  42. 42. USES  In medicine  to break up gallstones and kidney stones,  to weld broken tissue (e.g. detached retina)  to destroy cancerous and precancerous cells; at the same time, the heat seal off capillaries,  to remove plaque clogging human arteries.  used to measure blood cell diameter  fibre-optic laser catheter is in the treatment of bleeding ulcers.  can photocoagulate blood  can also be used for dental treatment
  43. 43. In industry  to drill tiny holes in hard materials,  for welding and machining,  for lining up equipment precisely, especially in inaccessible places
  44. 44.  In everyday life  to be used as bar-code readers,  to be used in compact disc players,  to produce short pulses of light used in digital communications,  to produce holograms.

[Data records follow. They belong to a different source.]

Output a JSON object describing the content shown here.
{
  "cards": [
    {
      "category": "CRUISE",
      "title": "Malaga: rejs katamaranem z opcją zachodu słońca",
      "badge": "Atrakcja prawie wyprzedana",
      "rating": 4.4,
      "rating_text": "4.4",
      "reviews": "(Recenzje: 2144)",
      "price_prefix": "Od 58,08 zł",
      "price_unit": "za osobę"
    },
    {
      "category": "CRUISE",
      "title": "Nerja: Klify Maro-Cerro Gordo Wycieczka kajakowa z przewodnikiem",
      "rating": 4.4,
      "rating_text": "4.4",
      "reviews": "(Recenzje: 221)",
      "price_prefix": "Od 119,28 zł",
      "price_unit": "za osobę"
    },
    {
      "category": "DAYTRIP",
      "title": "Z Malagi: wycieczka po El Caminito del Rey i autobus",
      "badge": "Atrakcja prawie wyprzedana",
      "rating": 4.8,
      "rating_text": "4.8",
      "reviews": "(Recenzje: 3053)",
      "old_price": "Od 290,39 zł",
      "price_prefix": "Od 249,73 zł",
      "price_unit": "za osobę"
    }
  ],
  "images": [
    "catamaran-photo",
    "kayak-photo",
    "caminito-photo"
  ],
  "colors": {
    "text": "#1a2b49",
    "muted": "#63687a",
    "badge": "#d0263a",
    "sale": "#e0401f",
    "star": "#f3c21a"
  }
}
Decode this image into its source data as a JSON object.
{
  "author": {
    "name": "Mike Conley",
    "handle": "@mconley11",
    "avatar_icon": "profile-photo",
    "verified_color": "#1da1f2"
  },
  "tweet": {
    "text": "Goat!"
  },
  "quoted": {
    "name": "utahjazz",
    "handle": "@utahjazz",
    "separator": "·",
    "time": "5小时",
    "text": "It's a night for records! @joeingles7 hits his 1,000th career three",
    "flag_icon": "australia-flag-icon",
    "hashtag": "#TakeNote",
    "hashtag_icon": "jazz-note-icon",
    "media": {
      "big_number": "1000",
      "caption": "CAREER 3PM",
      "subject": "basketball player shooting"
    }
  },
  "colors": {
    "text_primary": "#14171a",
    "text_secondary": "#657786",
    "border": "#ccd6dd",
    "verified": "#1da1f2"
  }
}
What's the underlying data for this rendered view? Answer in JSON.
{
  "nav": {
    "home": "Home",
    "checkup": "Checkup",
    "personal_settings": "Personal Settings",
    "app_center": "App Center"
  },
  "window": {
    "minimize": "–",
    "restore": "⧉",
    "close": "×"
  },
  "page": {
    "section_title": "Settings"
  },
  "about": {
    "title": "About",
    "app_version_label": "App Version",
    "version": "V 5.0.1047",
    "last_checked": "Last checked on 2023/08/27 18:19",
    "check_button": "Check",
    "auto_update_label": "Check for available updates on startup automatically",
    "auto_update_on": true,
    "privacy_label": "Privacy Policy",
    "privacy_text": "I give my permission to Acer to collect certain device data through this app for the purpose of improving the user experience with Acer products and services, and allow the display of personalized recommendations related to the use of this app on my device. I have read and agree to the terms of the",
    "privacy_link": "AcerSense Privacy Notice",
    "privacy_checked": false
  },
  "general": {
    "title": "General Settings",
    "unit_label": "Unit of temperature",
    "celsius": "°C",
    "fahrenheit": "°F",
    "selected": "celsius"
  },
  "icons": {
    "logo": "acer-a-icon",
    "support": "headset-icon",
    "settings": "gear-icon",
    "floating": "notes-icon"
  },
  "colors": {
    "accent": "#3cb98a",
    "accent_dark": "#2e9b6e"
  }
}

  45. 45. HOLOGRAPHY  Holography is the production of holograms by the use of laser.  A hologram is a 3D image recorded in a special photographic plate.  The image appears to float in space and to move when the viewer moves.
  46. 46. RESEARCH  used to measure the speed of light in a laboratory
  50. 50. Photos courtesy of LASER PROTECTIVE BARRIERS
  52. 52. BEAM CONTROL
  54. 54. EYEWEAR LABELS All eyewear must be labeled with wavelength and optical density.
  55. 55. The person operating the laser always has the primary responsibility for all hazards associated with laser use. WHO HAS PRIMARY RESPONSIBLITY FOR LASER SAFETY ANY TIME A CLASS 3B OR CLASS 4 LASER IS OPERATED?
  56. 56. CONCLUSION  Laser communication in space has long been a goal for NASA because it would enable data transmission rates that are 10 to 1,000 times higher than traditional radio waves.  While lasers and radio transmissions both travel at light- speed, lasers can pack more data. It's similar to moving from a dial-up Internet connection to broadband. Astronomers could use lasers like very accurate rulers to measure the movement of planets with unprecedented precision. With microwaves, we're limited to numbers like a meter or two in distance, whereas [lasers have] a potential for getting down into well beyond the centimeter range.
  57. 57. THANK YOU